**Task prompt**
Restate the entries below exactly. Images are not part of the copy.
START Listed records
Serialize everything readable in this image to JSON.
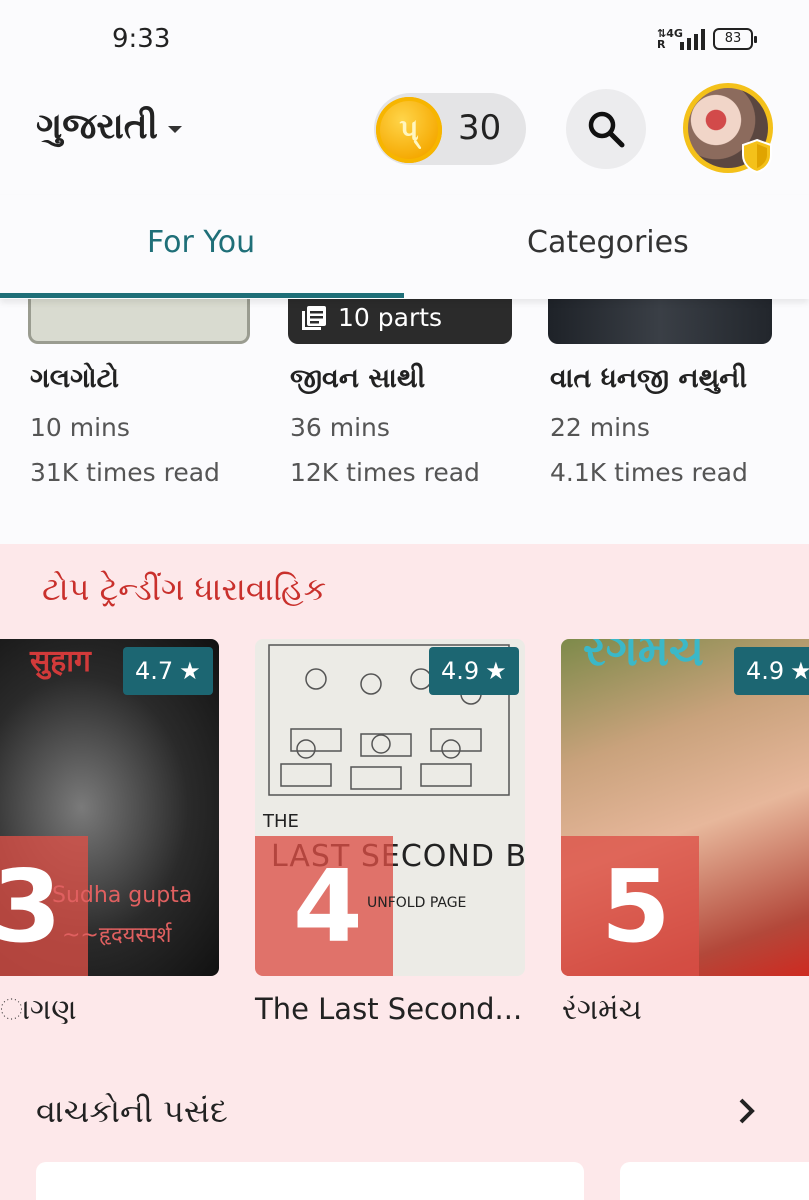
{
  "status_bar": {
    "time": "9:33",
    "network": "4G",
    "battery": "83"
  },
  "header": {
    "language": "ગુજરાતી",
    "coins": "30",
    "coin_symbol": "પ્",
    "icons": {
      "search": "search-icon",
      "avatar": "profile-avatar",
      "shield": "shield-badge-icon"
    }
  },
  "tabs": [
    {
      "label": "For You",
      "active": true
    },
    {
      "label": "Categories",
      "active": false
    }
  ],
  "stories": [
    {
      "title": "ગલગોટો",
      "time": "10 mins",
      "reads": "31K times read",
      "parts": ""
    },
    {
      "title": "જીવન સાથી",
      "time": "36 mins",
      "reads": "12K times read",
      "parts": "10 parts"
    },
    {
      "title": "વાત ધનજી નથુની",
      "time": "22 mins",
      "reads": "4.1K times read",
      "parts": ""
    }
  ],
  "trending": {
    "title": "ટોપ ટ્રેન્ડીંગ ધારાવાહિક",
    "items": [
      {
        "rank": "3",
        "rating": "4.7",
        "name": "ાગણ",
        "cover_text_1": "Sudha gupta",
        "cover_text_2": "~~हृदयस्पर्श",
        "cover_text_top": "सुहाग"
      },
      {
        "rank": "4",
        "rating": "4.9",
        "name": "The Last Second...",
        "cover_text_1": "LAST SECOND BENCH",
        "cover_text_2": "UNFOLD PAGE",
        "cover_text_top": "THE"
      },
      {
        "rank": "5",
        "rating": "4.9",
        "name": "રંગમંચ",
        "cover_text_top": "રંગમંચ"
      }
    ]
  },
  "readers_choice": {
    "title": "વાચકોની પસંદ"
  },
  "colors": {
    "accent": "#1f6f78",
    "trending_bg": "#fde8ea",
    "trending_title": "#c9302c",
    "rating_bg": "#1c6672",
    "rank_box": "#dc5046"
  }
}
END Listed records
**Solution to the problem**
Serialize everything readable in this image to JSON.
{
  "status_bar": {
    "time": "9:33",
    "network": "4G",
    "battery": "83"
  },
  "header": {
    "language": "ગુજરાતી",
    "coins": "30",
    "coin_symbol": "પ્",
    "icons": {
      "search": "search-icon",
      "avatar": "profile-avatar",
      "shield": "shield-badge-icon"
    }
  },
  "tabs": [
    {
      "label": "For You",
      "active": true
    },
    {
      "label": "Categories",
      "active": false
    }
  ],
  "stories": [
    {
      "title": "ગલગોટો",
      "time": "10 mins",
      "reads": "31K times read",
      "parts": ""
    },
    {
      "title": "જીવન સાથી",
      "time": "36 mins",
      "reads": "12K times read",
      "parts": "10 parts"
    },
    {
      "title": "વાત ધનજી નથુની",
      "time": "22 mins",
      "reads": "4.1K times read",
      "parts": ""
    }
  ],
  "trending": {
    "title": "ટોપ ટ્રેન્ડીંગ ધારાવાહિક",
    "items": [
      {
        "rank": "3",
        "rating": "4.7",
        "name": "ાગણ",
        "cover_text_1": "Sudha gupta",
        "cover_text_2": "~~हृदयस्पर्श",
        "cover_text_top": "सुहाग"
      },
      {
        "rank": "4",
        "rating": "4.9",
        "name": "The Last Second...",
        "cover_text_1": "LAST SECOND BENCH",
        "cover_text_2": "UNFOLD PAGE",
        "cover_text_top": "THE"
      },
      {
        "rank": "5",
        "rating": "4.9",
        "name": "રંગમંચ",
        "cover_text_top": "રંગમંચ"
      }
    ]
  },
  "readers_choice": {
    "title": "વાચકોની પસંદ"
  },
  "colors": {
    "accent": "#1f6f78",
    "trending_bg": "#fde8ea",
    "trending_title": "#c9302c",
    "rating_bg": "#1c6672",
    "rank_box": "#dc5046"
  }
}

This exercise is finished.